16 January 2007, 15:54 PM
  • New advertising rules, which brand cheese as junk food, are causing controversy in the industry

The new regulations, introduced this month by the television regulator, Ofcom, will ban broadcasters from advertising cheese during children’s TV programmes, or shows with a large number of child viewers. However, the new rules are being criticised as “dietary nannying gone mad” by Anthony Gibson, director of the National Farming Union. He says the rules would be “thoroughly unhelpful to farmers” at a time when the dairy industry had been going through a very difficult 12 months. “Any wounds inflicted by our own authorities we can very well do without,” said Devon-based Mr Gibson. “It is not going to do anything to encourage the sales of cheese.”

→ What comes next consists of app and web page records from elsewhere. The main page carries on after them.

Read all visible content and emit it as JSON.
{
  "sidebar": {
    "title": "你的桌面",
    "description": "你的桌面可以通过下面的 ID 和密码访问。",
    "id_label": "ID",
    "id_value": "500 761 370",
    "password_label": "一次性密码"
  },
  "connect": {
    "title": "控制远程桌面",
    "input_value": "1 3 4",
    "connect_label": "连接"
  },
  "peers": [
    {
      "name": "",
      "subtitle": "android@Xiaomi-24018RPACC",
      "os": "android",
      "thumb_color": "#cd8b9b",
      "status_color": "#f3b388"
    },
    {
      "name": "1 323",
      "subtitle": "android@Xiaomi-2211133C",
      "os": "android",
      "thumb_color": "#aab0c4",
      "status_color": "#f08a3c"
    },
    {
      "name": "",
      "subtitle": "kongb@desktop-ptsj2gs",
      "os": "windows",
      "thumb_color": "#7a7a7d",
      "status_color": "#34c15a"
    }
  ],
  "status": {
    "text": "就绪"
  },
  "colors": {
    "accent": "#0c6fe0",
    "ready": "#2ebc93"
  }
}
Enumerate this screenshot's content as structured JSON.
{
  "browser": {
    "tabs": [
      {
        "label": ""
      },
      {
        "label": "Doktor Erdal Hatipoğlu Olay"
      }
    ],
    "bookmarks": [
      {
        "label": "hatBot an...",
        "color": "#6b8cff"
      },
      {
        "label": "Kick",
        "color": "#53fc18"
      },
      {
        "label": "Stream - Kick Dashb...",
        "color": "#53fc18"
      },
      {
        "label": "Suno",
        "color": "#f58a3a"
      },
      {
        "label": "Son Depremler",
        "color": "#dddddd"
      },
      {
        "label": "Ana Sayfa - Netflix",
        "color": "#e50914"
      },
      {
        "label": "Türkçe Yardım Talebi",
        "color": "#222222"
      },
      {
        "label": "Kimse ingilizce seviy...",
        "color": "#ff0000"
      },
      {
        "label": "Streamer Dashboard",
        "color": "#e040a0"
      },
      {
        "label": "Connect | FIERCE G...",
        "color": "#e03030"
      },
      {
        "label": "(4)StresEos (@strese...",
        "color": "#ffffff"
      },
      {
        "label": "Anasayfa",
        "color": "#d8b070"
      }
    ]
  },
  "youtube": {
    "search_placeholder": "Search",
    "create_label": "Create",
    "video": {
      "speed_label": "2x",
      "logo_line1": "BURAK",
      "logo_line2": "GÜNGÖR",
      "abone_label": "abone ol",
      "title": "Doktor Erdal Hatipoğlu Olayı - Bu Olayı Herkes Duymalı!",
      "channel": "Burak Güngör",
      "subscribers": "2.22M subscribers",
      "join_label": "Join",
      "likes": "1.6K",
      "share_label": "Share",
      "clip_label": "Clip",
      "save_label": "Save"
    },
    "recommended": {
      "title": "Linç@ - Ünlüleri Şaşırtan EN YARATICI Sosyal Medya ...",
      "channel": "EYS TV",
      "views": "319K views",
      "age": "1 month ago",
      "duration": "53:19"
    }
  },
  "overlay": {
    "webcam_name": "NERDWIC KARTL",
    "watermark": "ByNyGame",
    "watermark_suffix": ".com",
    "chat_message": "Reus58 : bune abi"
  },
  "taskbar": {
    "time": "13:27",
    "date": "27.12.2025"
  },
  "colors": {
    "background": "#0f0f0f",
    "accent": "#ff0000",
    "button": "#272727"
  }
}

The new advertising rules are part of a Government clampdown on junk-food advertising, aimed at reducing the exposure of children to food high in fat, salt and sugar. The ban comes in the wake of evidence that television commercials have an indirect influence on what children eat and are contributing to obesity in the young.

The Food Standards Agency used a nutrient profiling model to distinguish junk food from healthy food, which officially labelled cheese as more unhealthy than sugary cereals, full-fat crisps and cheeseburgers. It assessed the fat, sugar and salt content in a 100g or 100ml serving of food or drink. However, Nigel White, secretary of the British Cheese Board, commented, “The problem is that they [FSA criteria] are [based on] nutrients per 100 grammes, whereas the average serving size for cheese is about 35 grammes and on average children eat 15 grammes.

“Cheese is not a junk food; it’s a nutrient dense food that we’ve been eating safely for 1000s of years.”

Banning the advertising of cheeses during programmes designed for children has also been described as a “bonkers” idea, by Mary Quicke, of Quicke’s Traditional Cheese. She said, “It’s really quite difficult to design a diet with the right amount of calcium without a decent amount of cheese in it. It [cheese] is about a third fat, but it’s about the same as a lamb chop without the fat, or a portion of roast beef or a portion of chicken leg, without the skin.”